Rewriting History

Sometimes people rewrite history. They do so after the end of a marriage, romantic relationship or friendship. Rewriting history, in the sense I’m talking about, means altering the facts to suit your new conclusions. It means leaving your own errors out of it, and only focusing on your grievance with the person you once liked or loved, and now hate. “This person I once loved is depraved.” This begs the question: Why did you love a depraved person? What does this say about your own morality, your own perceptiveness or your own intelligence?

There’s no answer to the person who rewrites history. This is because he or she is too busy being the victim. All that matters is that, “This person let me down, and therefore I can change whatever I think about him or her to suit my present purposes.”

I’m not denying that people sometimes do fraudulent or otherwise terrible things. But rarely, if ever, can you truthfully say, “I had no idea!” Usually, the person who was once loved or valued and is now despised was the same person all along — “It’s just that I liked him fine when I got what I wanted from him, but now that he’s doing the same thing to me that I knew he did to others … well, that’s no good!”

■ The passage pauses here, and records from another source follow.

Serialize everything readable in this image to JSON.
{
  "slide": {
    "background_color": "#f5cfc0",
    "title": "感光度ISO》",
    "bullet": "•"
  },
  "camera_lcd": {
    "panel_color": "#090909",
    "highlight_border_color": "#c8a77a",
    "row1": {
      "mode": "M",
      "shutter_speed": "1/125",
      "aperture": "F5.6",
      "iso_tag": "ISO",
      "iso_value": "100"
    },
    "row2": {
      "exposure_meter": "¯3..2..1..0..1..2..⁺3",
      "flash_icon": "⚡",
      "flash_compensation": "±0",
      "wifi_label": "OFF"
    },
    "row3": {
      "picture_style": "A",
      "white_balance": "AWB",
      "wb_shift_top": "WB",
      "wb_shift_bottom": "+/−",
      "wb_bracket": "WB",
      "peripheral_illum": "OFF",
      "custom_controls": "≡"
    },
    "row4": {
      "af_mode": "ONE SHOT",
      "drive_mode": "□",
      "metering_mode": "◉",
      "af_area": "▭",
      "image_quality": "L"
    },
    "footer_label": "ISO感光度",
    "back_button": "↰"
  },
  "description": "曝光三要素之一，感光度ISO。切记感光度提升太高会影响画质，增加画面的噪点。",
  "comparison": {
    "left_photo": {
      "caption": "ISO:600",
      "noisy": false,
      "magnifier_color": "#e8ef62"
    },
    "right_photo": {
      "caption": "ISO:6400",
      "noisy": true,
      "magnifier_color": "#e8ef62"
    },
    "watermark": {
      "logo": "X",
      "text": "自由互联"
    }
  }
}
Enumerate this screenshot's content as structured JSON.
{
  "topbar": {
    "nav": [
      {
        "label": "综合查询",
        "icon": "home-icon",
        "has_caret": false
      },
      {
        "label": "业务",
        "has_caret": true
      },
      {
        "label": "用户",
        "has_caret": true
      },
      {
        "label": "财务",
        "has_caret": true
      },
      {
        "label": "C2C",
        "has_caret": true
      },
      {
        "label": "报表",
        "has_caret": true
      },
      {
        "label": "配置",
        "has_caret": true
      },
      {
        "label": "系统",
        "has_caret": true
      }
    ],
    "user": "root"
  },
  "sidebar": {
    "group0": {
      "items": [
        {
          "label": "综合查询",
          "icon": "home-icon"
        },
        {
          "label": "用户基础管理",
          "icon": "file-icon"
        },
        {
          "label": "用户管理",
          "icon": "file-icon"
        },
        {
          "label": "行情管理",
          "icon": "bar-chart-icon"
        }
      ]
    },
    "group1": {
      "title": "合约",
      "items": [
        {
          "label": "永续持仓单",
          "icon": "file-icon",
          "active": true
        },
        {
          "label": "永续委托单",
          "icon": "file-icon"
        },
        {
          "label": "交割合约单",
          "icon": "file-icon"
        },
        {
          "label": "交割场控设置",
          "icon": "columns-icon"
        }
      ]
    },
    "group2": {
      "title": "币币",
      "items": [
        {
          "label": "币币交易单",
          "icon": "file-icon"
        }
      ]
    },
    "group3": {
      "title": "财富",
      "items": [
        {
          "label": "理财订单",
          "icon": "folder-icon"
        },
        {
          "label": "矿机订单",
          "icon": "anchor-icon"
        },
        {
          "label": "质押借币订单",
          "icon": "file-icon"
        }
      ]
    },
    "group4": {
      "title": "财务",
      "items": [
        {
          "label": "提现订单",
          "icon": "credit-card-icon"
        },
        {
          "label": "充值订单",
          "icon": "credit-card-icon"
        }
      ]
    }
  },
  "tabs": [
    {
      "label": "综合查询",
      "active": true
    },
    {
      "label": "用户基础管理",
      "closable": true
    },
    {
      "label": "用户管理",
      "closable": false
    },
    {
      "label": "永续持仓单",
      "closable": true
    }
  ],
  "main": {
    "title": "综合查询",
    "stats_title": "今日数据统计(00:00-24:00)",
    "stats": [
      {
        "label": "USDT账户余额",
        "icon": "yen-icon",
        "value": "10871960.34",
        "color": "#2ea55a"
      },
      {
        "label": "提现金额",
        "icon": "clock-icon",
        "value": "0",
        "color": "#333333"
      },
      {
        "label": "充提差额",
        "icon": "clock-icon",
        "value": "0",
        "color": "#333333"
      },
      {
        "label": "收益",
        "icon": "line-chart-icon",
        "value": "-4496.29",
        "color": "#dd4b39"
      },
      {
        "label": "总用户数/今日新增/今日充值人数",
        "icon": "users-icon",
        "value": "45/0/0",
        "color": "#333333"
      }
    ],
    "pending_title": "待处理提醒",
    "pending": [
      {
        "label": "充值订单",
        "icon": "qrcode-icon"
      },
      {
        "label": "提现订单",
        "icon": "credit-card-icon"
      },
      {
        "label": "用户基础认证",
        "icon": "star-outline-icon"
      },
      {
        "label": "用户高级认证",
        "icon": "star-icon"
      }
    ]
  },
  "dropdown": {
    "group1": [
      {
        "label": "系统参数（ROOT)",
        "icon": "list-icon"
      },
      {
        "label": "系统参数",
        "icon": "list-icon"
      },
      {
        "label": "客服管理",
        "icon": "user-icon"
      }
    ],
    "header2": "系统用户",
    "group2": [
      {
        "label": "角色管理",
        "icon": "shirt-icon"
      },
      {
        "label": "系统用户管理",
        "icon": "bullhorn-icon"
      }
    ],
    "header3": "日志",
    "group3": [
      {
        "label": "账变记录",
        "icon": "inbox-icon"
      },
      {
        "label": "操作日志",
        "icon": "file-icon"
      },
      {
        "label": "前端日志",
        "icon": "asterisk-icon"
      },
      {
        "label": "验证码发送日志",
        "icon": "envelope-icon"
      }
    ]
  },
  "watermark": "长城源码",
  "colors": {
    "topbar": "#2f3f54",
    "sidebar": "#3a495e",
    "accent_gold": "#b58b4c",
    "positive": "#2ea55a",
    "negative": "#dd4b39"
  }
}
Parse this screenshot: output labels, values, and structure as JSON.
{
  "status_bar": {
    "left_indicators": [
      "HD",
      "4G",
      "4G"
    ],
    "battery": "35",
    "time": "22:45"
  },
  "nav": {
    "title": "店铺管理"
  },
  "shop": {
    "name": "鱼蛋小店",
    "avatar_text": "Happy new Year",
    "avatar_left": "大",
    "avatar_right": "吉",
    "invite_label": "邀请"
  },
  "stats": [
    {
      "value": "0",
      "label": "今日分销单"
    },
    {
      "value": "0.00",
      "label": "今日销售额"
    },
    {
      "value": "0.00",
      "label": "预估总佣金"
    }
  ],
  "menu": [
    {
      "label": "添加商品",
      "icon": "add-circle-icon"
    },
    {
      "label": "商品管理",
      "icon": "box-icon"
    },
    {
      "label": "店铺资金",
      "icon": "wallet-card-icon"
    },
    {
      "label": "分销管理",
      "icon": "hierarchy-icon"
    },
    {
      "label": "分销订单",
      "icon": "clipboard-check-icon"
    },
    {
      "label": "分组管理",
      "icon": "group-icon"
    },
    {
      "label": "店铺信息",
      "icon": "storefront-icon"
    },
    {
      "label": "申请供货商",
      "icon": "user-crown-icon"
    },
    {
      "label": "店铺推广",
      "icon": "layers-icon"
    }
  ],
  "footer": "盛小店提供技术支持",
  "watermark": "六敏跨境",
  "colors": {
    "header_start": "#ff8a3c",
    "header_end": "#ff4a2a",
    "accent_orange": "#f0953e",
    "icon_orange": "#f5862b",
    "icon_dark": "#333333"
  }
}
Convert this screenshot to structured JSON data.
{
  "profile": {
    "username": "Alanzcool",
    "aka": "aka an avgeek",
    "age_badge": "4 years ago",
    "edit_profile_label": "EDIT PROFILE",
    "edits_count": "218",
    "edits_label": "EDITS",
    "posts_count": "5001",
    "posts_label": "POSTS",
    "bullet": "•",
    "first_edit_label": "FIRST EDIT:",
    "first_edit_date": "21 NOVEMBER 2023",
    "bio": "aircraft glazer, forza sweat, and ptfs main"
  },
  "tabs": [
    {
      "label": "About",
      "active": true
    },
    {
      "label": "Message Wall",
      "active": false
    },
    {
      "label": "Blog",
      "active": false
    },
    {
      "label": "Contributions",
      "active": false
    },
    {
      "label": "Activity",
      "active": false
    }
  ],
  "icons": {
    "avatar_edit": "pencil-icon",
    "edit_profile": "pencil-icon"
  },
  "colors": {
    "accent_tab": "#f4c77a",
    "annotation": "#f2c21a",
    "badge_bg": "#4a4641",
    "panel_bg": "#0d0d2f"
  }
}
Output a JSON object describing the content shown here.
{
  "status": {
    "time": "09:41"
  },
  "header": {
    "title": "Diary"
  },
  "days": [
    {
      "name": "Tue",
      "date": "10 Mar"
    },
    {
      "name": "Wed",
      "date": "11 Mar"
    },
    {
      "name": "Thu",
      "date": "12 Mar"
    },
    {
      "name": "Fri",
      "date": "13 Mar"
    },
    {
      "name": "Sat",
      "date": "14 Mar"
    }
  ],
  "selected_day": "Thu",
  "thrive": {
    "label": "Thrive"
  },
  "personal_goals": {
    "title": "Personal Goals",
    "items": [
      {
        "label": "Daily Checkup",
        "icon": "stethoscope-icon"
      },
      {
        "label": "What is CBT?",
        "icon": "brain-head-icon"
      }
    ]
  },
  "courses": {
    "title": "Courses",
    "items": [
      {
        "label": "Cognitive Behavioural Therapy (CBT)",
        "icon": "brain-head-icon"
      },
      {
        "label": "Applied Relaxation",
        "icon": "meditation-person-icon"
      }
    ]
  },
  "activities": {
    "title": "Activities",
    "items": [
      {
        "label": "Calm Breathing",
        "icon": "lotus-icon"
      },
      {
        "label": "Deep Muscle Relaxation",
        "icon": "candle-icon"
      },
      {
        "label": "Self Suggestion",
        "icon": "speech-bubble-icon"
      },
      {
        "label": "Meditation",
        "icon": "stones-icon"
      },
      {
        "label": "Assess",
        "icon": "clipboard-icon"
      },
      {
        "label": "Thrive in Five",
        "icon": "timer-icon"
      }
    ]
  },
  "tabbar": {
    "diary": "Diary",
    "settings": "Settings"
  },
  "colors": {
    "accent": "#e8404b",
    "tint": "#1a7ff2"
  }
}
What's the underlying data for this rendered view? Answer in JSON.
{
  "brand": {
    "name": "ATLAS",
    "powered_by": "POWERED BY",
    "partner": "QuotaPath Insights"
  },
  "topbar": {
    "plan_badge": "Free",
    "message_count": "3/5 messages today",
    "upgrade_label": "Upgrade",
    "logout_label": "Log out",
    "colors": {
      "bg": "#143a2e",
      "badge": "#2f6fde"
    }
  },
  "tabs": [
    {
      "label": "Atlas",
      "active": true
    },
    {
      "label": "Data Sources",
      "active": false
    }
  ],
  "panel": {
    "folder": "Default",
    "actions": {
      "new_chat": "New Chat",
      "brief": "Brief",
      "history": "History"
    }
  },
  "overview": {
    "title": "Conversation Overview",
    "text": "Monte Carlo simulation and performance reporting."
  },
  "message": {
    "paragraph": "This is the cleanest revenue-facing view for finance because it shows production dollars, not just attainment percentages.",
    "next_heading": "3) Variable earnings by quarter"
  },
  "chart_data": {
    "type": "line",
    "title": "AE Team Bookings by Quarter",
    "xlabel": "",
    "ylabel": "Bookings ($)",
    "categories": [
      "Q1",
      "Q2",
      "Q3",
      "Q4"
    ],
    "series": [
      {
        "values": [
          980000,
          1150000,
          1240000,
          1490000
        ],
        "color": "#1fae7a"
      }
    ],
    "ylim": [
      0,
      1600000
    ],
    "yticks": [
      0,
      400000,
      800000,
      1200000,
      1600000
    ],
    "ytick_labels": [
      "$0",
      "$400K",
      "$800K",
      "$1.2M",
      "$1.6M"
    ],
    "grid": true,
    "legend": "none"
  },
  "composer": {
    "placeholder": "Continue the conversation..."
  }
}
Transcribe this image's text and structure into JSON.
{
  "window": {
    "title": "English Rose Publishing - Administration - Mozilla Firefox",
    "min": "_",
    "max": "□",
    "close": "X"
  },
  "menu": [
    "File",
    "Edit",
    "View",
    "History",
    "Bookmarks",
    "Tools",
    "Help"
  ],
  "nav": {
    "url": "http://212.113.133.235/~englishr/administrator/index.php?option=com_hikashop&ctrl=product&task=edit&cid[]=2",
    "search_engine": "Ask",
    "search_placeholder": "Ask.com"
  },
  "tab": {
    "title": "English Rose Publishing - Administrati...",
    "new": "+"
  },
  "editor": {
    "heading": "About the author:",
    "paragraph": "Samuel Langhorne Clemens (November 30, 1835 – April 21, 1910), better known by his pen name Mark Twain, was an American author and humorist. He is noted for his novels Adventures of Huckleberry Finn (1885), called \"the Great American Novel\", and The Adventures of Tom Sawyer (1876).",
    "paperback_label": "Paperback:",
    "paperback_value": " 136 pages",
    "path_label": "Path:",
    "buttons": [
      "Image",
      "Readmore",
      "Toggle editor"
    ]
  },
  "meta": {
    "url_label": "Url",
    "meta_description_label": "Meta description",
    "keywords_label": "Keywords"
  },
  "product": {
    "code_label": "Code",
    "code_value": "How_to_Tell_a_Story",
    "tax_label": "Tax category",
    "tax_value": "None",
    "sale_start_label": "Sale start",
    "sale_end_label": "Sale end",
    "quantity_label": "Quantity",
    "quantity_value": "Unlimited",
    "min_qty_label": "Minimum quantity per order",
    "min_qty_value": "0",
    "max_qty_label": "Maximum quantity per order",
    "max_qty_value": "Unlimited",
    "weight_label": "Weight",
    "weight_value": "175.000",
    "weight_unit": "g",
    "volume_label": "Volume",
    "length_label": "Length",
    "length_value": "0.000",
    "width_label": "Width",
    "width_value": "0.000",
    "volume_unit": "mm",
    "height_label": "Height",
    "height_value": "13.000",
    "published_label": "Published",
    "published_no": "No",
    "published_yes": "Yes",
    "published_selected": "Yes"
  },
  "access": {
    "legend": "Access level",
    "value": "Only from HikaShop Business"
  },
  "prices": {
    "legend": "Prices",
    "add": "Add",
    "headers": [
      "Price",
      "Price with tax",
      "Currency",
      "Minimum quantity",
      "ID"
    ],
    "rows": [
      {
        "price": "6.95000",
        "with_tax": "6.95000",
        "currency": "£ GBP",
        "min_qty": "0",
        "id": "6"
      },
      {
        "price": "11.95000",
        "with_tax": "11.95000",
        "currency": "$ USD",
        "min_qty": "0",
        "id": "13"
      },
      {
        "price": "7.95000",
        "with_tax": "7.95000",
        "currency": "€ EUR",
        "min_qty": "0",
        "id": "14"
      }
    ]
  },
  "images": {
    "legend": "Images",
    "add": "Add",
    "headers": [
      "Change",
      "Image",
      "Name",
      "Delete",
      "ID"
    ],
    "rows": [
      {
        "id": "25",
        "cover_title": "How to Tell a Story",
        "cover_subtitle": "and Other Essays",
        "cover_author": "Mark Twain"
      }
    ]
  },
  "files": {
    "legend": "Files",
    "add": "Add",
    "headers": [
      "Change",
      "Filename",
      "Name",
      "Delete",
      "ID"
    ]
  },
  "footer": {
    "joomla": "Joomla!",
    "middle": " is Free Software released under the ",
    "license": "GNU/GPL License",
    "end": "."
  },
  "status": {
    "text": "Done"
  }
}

The point is: You cannot rewrite history. You cannot even write history without owning up to your own role in it. “I chose to look the other way and now I’m paying the price.” This is the healthy and honest attitude. If the behavior you don’t like was never present, that’s one thing. But if you’re really honest with yourself, you can almost always find evidence of that behavior in the past. For whatever reasons, you wanted to pretend it wasn’t there, and now you want to be the victim. Maybe you were a victim all along, or maybe you weren’t. But you’re really your own victim if you only now are facing what you chose to evade all along.